One afternoon in July 1968, Rockwell answered the phone in his studio and heard the voice at the other end talking intently about mounting a show of his work. He was taken by surprise and assumed the caller had confused him with the painter Rockwell Kent. “I’m sorry,” he said, “but I think you have the wrong artist.” The next morning, Bernie Danenberg, a young art dealer who was just opening a gallery on Madison Avenue in New York, drove up to Stockbridge. He convinced Rockwell to agree to an exhibition at his gallery—the first major show of Rockwell’s work in New York.
The opening reception was held at Danenberg’s on October 21, 1968. Dressed in his customary tweedy jacket, with a plaid bow tie, Rockwell arrived at the reception half an hour late and, by most accounts, felt embarrassed by the fuss. The show, which stayed up for three weeks, was ignored by most art critics, including those from the New York Times. But artists who had never thought about Rockwell now found much to admire. Willem de Kooning, who was then in his mid-60s and acclaimed as the country’s leading abstract painter, dropped by the show unannounced. Danenberg recalled that he especially admired Rockwell’s Connoisseur, the one in which an elderly gentleman contemplates a Pollock drip painting. “Square inch by square inch,” de Kooning announced in his accented English, “it’s better than Jackson!” Hard to know if the comment was intended to elevate Rockwell or demote Pollock.
With the rise of Pop Art, Rockwell was suddenly in line with a younger generation of painters whose work had much in common with his—the Pop artists had returned realism to avant-garde art after the half-century reign of abstraction. Warhol, too, came in to see the gallery show. “He was fascinated,” Danenberg later recalled. “He said that Rockwell was a precursor of the hyper-realists.” In the next few years, Warhol purchased two works by Rockwell for his private collection—a portrait of Jacqueline Kennedy, and a print of Santa Claus, who, like Jackie, was known by his first name and no doubt qualified in Warhol’s star-struck brain as a major celebrity.

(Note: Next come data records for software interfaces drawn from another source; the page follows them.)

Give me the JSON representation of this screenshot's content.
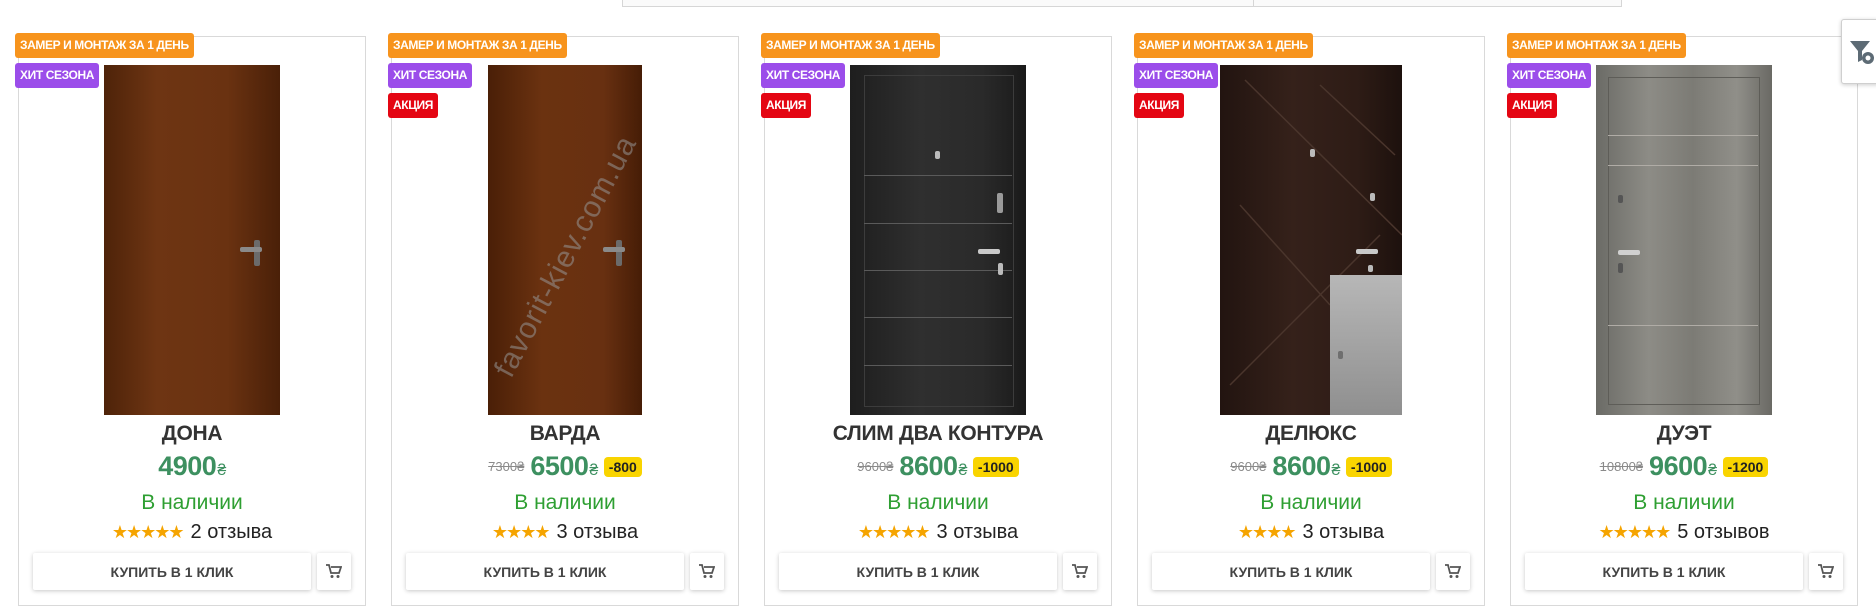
{
  "colors": {
    "badge_orange": "#f7941d",
    "badge_purple": "#9b4dea",
    "badge_red": "#e40613",
    "price_green": "#3d9060",
    "stock_green": "#2e9f32",
    "discount_yellow": "#f9d400",
    "star_orange": "#f5a400"
  },
  "icons": {
    "cart": "cart-icon",
    "filter": "filter-icon",
    "stars": "star-icon"
  },
  "products": [
    {
      "badges": [
        {
          "text": "ЗАМЕР И МОНТАЖ ЗА 1 ДЕНЬ",
          "color": "orange"
        },
        {
          "text": "ХИТ СЕЗОНА",
          "color": "purple"
        }
      ],
      "name": "ДОНА",
      "old_price": "",
      "price": "4900",
      "currency": "₴",
      "discount": "",
      "stock": "В наличии",
      "stars": "★★★★★",
      "rating": 5,
      "reviews": "2 отзыва",
      "buy_label": "КУПИТЬ В 1 КЛИК"
    },
    {
      "badges": [
        {
          "text": "ЗАМЕР И МОНТАЖ ЗА 1 ДЕНЬ",
          "color": "orange"
        },
        {
          "text": "ХИТ СЕЗОНА",
          "color": "purple"
        },
        {
          "text": "АКЦИЯ",
          "color": "red"
        }
      ],
      "name": "ВАРДА",
      "old_price": "7300₴",
      "price": "6500",
      "currency": "₴",
      "discount": "-800",
      "stock": "В наличии",
      "stars": "★★★★",
      "rating": 4,
      "reviews": "3 отзыва",
      "buy_label": "КУПИТЬ В 1 КЛИК",
      "watermark": "favorit-kiev.com.ua"
    },
    {
      "badges": [
        {
          "text": "ЗАМЕР И МОНТАЖ ЗА 1 ДЕНЬ",
          "color": "orange"
        },
        {
          "text": "ХИТ СЕЗОНА",
          "color": "purple"
        },
        {
          "text": "АКЦИЯ",
          "color": "red"
        }
      ],
      "name": "СЛИМ ДВА КОНТУРА",
      "old_price": "9600₴",
      "price": "8600",
      "currency": "₴",
      "discount": "-1000",
      "stock": "В наличии",
      "stars": "★★★★★",
      "rating": 5,
      "reviews": "3 отзыва",
      "buy_label": "КУПИТЬ В 1 КЛИК"
    },
    {
      "badges": [
        {
          "text": "ЗАМЕР И МОНТАЖ ЗА 1 ДЕНЬ",
          "color": "orange"
        },
        {
          "text": "ХИТ СЕЗОНА",
          "color": "purple"
        },
        {
          "text": "АКЦИЯ",
          "color": "red"
        }
      ],
      "name": "ДЕЛЮКС",
      "old_price": "9600₴",
      "price": "8600",
      "currency": "₴",
      "discount": "-1000",
      "stock": "В наличии",
      "stars": "★★★★",
      "rating": 4,
      "reviews": "3 отзыва",
      "buy_label": "КУПИТЬ В 1 КЛИК"
    },
    {
      "badges": [
        {
          "text": "ЗАМЕР И МОНТАЖ ЗА 1 ДЕНЬ",
          "color": "orange"
        },
        {
          "text": "ХИТ СЕЗОНА",
          "color": "purple"
        },
        {
          "text": "АКЦИЯ",
          "color": "red"
        }
      ],
      "name": "ДУЭТ",
      "old_price": "10800₴",
      "price": "9600",
      "currency": "₴",
      "discount": "-1200",
      "stock": "В наличии",
      "stars": "★★★★★",
      "rating": 5,
      "reviews": "5 отзывов",
      "buy_label": "КУПИТЬ В 1 КЛИК"
    }
  ]
}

Rockwell’s art, compared with that of the Pop artists, was actually popular. But in interviews, Rockwell always declined to describe himself as an artist of any sort. When asked, he would invariably demur, insisting he was an illustrator. You can see the comment as a display of humility, or you can see it as a defensive feint (he couldn’t be rejected by the art world if he rejected it first). But I think he meant the claim literally. While many 20th-century illustrators thought of commercial art as something you did to support a second, little-paying career as a fine artist, Rockwell didn’t have a separate career as a fine artist. He only had the commercial part, the illustrations for magazines and calendars and advertisements.
Rockwell died in 1978, at age 84, after a long struggle with dementia and emphysema. By now, it seems a bit redundant to ask whether his paintings are art. Most of us no longer believe that an invisible red velvet rope separates museum art from illustration. No one could reasonably argue that every abstract painting in a museum collection is aesthetically superior to Rockwell’s illustrations, as if illustration were a lower, unevolved life- form without the intelligence of the more prestigious mediums.
The truth is that every genre produces its share of marvels and masterpieces, works that endure from one generation to the next, inviting attempts at explication and defeating them in short order. Rockwell’s work has manifested far more staying power than that of countless abstract painters who were hailed in his lifetime, and one suspects it is here for the ages.
By Deborah Solomon